(Records for processing begins)

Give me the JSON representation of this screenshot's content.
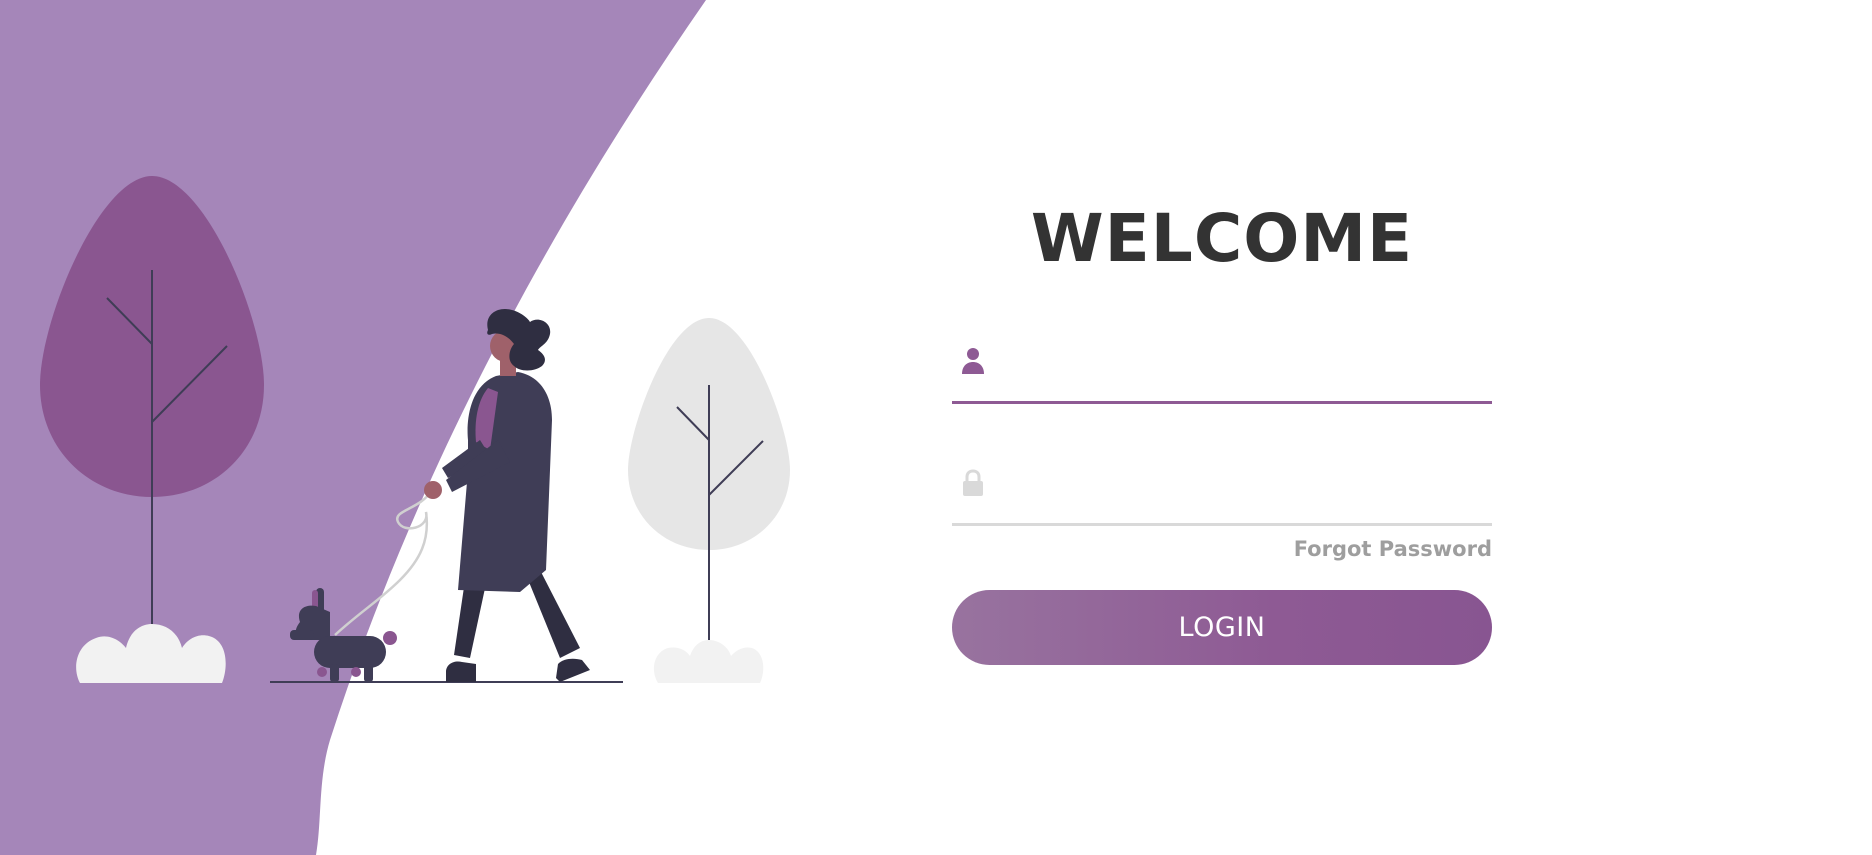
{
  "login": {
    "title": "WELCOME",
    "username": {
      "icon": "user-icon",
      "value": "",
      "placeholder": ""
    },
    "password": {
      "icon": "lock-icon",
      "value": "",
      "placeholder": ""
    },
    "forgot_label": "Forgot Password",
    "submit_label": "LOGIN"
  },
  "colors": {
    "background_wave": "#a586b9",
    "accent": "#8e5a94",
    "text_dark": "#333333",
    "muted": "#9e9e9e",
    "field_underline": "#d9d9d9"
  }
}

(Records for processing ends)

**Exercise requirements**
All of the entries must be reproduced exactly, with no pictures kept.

**Exercise output**
Give me the JSON representation of this screenshot's content.
{
  "login": {
    "title": "WELCOME",
    "username": {
      "icon": "user-icon",
      "value": "",
      "placeholder": ""
    },
    "password": {
      "icon": "lock-icon",
      "value": "",
      "placeholder": ""
    },
    "forgot_label": "Forgot Password",
    "submit_label": "LOGIN"
  },
  "colors": {
    "background_wave": "#a586b9",
    "accent": "#8e5a94",
    "text_dark": "#333333",
    "muted": "#9e9e9e",
    "field_underline": "#d9d9d9"
  }
}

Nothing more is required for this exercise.